        I remember I said this back 2 years ago when someone was comparing two kits. It's probably the most straight forward thing known when going FI. Bigger means less psi than smaller to make same power.
      1. Andrew@activeautowerke's Avatar
        Andrew@activeautowerke -
        Bigger the blower the less psi you can run before Boom.
      1. Sticky's Avatar
        Sticky -
        Click here to enlarge Originally Posted by Flinchy Click here to enlarge
        "Forward by admin:"

        foreword?
        Yikes, good catch.
      1. Sticky's Avatar
        Sticky -
        Click here to enlarge Originally Posted by Andrew@activeautowerke Click here to enlarge
        Funny Roman is still going on about 9 psi being to much, which it certainly is when using a Vortech v3! It would be making over 600 whp. Seems he still does not understand cfm and blower sizes. Sad
        Didn't you guys hit something like 13 psi with your blower on the stock internals?
      1. THATDONFC's Avatar
        THATDONFC -
        Great post. Im sure we have all explained this a few too many times.
      1. Andrew@activeautowerke's Avatar
        Andrew@activeautowerke -
        Click here to enlarge Originally Posted by Sticky Click here to enlarge
        Didn't you guys hit something like 13 psi with your blower on the stock internals?
        Yes but that was just for flow testing.. I would not run over 600whp
      1. LostMarine's Avatar
        LostMarine -
        Click here to enlarge Originally Posted by Andrew@activeautowerke Click here to enlarge
        Funny Roman is still going on about 9 psi being to much,
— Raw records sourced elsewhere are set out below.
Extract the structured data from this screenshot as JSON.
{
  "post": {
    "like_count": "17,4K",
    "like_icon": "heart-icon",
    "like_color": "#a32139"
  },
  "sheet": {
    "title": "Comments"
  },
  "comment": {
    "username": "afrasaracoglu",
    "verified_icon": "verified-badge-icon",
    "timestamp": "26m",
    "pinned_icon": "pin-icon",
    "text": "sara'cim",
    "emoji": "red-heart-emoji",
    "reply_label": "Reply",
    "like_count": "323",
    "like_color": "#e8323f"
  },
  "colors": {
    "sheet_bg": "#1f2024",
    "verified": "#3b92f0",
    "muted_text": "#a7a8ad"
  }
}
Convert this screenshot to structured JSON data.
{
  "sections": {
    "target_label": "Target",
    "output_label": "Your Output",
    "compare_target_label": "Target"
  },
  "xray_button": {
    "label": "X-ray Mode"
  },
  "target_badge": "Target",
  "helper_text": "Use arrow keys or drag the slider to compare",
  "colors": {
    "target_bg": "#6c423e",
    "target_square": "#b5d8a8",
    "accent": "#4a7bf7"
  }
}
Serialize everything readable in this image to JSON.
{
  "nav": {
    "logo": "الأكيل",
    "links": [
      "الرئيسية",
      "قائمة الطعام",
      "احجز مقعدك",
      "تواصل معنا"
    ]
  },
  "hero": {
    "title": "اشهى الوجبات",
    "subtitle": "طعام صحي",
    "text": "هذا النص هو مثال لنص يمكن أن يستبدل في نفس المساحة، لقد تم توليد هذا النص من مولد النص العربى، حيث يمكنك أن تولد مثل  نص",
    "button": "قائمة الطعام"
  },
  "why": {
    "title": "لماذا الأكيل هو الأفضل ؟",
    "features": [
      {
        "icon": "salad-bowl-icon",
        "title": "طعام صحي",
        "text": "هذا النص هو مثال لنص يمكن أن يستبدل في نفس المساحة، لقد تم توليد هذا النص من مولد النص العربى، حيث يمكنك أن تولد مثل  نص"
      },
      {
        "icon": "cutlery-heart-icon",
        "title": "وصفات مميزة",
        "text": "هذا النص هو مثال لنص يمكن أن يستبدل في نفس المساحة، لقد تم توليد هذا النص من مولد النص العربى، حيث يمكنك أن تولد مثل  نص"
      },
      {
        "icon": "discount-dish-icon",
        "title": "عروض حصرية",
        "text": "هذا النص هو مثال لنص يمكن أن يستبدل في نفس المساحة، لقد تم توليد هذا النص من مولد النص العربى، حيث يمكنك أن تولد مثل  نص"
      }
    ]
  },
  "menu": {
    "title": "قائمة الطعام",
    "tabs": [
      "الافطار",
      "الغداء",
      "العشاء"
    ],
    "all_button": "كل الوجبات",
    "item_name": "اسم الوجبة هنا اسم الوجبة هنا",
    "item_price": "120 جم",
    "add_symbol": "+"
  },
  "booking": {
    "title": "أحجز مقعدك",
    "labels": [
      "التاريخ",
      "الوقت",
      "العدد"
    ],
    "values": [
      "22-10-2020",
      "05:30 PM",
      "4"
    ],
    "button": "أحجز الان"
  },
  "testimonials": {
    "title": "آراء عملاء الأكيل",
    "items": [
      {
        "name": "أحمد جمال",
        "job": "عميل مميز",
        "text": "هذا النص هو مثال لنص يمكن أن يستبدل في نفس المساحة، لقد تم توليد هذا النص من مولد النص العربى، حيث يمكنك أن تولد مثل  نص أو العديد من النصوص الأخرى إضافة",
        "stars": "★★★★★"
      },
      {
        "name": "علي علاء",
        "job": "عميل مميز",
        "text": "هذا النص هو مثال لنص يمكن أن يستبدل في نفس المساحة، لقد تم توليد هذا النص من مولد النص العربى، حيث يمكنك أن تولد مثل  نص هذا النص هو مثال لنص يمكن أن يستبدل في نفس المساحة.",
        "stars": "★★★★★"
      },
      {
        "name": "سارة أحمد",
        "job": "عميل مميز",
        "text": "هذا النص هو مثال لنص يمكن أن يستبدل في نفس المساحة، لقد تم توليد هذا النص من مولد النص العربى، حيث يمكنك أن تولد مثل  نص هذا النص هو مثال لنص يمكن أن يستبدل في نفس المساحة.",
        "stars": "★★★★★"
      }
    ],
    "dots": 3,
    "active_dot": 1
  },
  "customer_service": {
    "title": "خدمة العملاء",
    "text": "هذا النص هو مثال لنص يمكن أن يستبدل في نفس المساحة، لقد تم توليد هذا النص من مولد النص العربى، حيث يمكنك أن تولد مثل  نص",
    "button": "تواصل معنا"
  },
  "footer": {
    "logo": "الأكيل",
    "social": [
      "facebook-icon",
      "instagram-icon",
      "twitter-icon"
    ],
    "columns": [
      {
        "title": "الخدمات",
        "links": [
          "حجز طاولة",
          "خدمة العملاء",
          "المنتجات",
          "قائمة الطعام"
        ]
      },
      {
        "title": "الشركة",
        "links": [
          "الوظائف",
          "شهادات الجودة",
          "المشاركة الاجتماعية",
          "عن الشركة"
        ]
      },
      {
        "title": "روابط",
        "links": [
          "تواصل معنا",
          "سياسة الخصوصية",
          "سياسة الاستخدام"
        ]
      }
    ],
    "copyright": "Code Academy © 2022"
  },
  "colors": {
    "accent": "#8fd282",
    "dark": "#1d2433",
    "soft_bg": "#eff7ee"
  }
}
        Unless your running the car at Atco trying to take records at all costs subsequently rebuilding the DCT and motor Click here to enlarge